TODAY President Clinton is in Seattle meeting with leaders of the Asia-Pacific Economic Cooperation (APEC). Though relatively unknown, APEC's membership encompasses half the world's output of goods and services and about 40 percent of the world's trade.
At APEC, the media will focus on the economic dynamism of the Pacific rim and on the US trade deficit with Japan and China.
As we debate issues of rice, semiconductors, and cars, however, we should remind ourselves of an arena where the United States holds an unchallenged surplus with Asia - and with the rest of the world. That commodity is foreign students.
Foreign students spend more than $6 billion in the US every year. East Asian and Pacific students alone spend $3 billion. Department of Commerce figures show that expenditures by foreign students have been increasing $500 million a year. By any measure, foreign study at American colleges and universities is a growth industry.

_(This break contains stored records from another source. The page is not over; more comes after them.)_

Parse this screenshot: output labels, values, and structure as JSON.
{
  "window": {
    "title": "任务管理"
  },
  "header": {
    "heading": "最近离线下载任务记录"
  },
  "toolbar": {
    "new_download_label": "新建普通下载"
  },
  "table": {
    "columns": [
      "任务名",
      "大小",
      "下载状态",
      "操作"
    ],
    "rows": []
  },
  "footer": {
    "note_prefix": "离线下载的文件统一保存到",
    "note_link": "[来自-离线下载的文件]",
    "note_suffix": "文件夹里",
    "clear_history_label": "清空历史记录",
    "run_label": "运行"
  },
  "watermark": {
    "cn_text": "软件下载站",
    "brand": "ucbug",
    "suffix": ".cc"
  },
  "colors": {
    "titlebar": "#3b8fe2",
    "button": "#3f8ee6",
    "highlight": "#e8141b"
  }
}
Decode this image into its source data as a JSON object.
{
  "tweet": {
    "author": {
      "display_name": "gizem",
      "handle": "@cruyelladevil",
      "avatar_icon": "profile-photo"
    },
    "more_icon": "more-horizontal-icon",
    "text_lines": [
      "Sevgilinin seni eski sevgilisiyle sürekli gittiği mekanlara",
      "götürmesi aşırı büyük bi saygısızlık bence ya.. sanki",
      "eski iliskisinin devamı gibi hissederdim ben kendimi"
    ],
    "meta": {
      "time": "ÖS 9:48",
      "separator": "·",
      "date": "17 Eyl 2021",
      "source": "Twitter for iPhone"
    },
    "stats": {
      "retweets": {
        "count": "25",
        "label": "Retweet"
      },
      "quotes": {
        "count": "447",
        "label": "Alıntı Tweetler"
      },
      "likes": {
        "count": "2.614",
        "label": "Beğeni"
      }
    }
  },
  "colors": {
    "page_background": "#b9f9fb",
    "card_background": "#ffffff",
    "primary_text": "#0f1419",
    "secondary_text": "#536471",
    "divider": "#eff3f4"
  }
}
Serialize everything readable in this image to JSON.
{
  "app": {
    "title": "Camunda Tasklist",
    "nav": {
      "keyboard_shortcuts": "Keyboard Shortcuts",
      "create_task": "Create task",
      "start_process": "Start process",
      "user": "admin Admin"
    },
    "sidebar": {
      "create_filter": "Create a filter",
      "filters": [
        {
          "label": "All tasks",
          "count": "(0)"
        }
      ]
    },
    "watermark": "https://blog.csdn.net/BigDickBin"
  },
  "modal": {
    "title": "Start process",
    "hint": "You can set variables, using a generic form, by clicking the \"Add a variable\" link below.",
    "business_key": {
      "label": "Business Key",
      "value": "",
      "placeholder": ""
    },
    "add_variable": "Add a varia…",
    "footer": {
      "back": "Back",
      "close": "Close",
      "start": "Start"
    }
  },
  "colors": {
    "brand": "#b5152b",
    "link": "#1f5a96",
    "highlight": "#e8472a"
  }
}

Such growth is not trivial, even in a trillion-dollar economy. It rivals or outstrips big-league US exports like wheat, soybean, corn coal, and lumber - even if it can't match export superstars like aircraft and computers.
In the 1992-93 academic year, 214,535 students from East Asia and the Pacific studied in the US. They were 48 percent of the 419,585 foreigners studying here - and the largest segment of foreign students in any country. Eight of the top 10 places of origin for foreign students are in Pacific Asia: China, Japan, Taiwan, Korea, Hong Kong, Malaysia, Indonesia, and Thailand.
Of course, the significance of foreign students in the US is greater and more interesting than their immediate contribution to our economy. Students flock here for one simple reason: US colleges and universities offer a combination of size, scope, and caliber of educational opportunity that is unmatched.
Although their interests are as varied as those of American students, their fields of study are focused mainly on business and management (20.1 percent) and engineering (17.7 percent). The next most popular area is physical and life sciences (8.8) followed by mathematics and computer science (8.7 percent), the fine arts (5.1), health sciences (4.1), humanities (3.8), and agriculture (2).
What foreign and American students learn from each other may be intangible; but it is of no less importance. Foreign students bring to the US vitality, energy, and new ideas. In turn, they experience the debate, tumult, and freedom of a democratic, ethnically diverse, free-market society.
They discover that the US is more than the sum of heavy metal and rap music, television sitcoms, and violent Hollywood films. We may be the nation of Madonna and Homer Simpson, but we are also the nation of Toni Morrison and I.M. Pei. We may export MTV, but we also export cutting-edge computer technology and the Boeing 777.
For thousands of individuals from other nations, the experience of living and learning in the US lasts a lifetime. Foreign students may not leave uncritical of America or less committed to bettering their own societies. But most return home imbued not simply with the values of democracy, but also with a deeper understanding of the fundamental interconnectedness and richness of the modern world.
They carry their American experiences with them into the future as they move into positions of influence and leadership.
The value of educational exchange can be seen in the APEC meeting in Seattle.
Representatives of the 15 APEC members are holding their fifth ministerial meeting to hammer out a framework for trade and investment liberalization. On Saturday, Mr. Clinton will meet with Asian and Pacific leaders on Black Island in Puget Sound, in an informal setting designed to encourage reflection and candor.
Of the heads of government scheduled to attend this summit, four have participated in exchange programs here in the United States sponsored by the US Information Agency: Prime Minister Chuan Leekpai of Thailand, Prime Minister Paul Keating of Australia, President Kim Young Sam of Korea, and Prime Minister Morihiro Hosokawa of Japan. President Fidel Ramos of the Philippines is a graduate of both the University of Illinois and West Point.
The APEC agenda may be economic in nature, but it embodies the core values of our nation's mosaic of international student-exchange programs: that of building up mutual understanding and breaking down barriers between peoples and nations.
In the end, perhaps, that may be the greatest benefit of all. The Opinion/Essay Page welcomes manuscripts. Authors of articles will be notified by telephone. Authors of articles not accepted will be notified by postcard. Send manuscripts by mail to Opinions/Essays, One Norway Street, Boston, MA 02115, by fax to 617 -450-2317, or by Internet E-mail to OPED@RACHELCSPS.COM.